### Required action
Find and copy the lines in the records beneath this task that contain the word "Mental".

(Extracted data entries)
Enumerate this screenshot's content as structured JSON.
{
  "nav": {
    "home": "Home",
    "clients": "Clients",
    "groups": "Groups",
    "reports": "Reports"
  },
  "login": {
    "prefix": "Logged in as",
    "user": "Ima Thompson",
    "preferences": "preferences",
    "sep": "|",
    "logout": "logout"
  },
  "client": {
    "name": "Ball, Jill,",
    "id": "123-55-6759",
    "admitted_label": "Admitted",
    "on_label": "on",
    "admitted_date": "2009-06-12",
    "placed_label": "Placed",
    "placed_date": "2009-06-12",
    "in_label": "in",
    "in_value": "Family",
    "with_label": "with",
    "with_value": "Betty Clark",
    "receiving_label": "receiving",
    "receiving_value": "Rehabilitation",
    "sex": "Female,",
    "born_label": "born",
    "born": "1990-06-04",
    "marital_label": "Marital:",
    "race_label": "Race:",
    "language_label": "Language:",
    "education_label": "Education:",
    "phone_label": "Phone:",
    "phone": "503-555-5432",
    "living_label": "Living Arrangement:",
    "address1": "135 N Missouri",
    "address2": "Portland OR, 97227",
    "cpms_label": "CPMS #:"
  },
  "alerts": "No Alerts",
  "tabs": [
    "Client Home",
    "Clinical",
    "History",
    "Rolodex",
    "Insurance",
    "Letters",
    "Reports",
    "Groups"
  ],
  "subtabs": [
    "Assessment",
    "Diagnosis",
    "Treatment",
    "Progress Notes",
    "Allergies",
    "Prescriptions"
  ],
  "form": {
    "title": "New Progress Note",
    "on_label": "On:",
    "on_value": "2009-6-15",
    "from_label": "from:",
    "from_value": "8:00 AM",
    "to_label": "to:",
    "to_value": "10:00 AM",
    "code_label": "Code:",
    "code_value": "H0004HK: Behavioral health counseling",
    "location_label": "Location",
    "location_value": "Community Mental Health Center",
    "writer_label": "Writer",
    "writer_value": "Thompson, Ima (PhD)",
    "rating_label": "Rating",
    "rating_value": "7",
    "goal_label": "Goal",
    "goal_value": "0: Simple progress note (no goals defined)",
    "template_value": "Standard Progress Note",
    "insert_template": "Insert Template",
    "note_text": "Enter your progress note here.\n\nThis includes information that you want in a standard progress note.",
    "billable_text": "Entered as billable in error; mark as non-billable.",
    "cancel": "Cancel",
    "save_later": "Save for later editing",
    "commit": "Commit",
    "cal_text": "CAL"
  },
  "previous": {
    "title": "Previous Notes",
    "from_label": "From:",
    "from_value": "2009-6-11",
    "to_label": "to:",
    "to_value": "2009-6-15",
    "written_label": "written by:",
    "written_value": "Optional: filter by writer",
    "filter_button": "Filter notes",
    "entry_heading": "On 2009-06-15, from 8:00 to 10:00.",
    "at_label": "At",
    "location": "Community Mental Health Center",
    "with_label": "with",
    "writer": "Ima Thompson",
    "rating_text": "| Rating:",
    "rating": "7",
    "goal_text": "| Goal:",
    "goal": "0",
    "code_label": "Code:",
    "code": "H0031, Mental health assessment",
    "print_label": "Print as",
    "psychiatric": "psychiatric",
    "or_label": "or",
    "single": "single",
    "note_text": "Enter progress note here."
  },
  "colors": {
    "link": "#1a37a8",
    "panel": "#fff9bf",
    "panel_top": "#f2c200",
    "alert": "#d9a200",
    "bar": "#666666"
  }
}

### Expected answer
    "location_value": "Community Mental Health Center",
    "location": "Community Mental Health Center",
    "code": "H0031, Mental health assessment",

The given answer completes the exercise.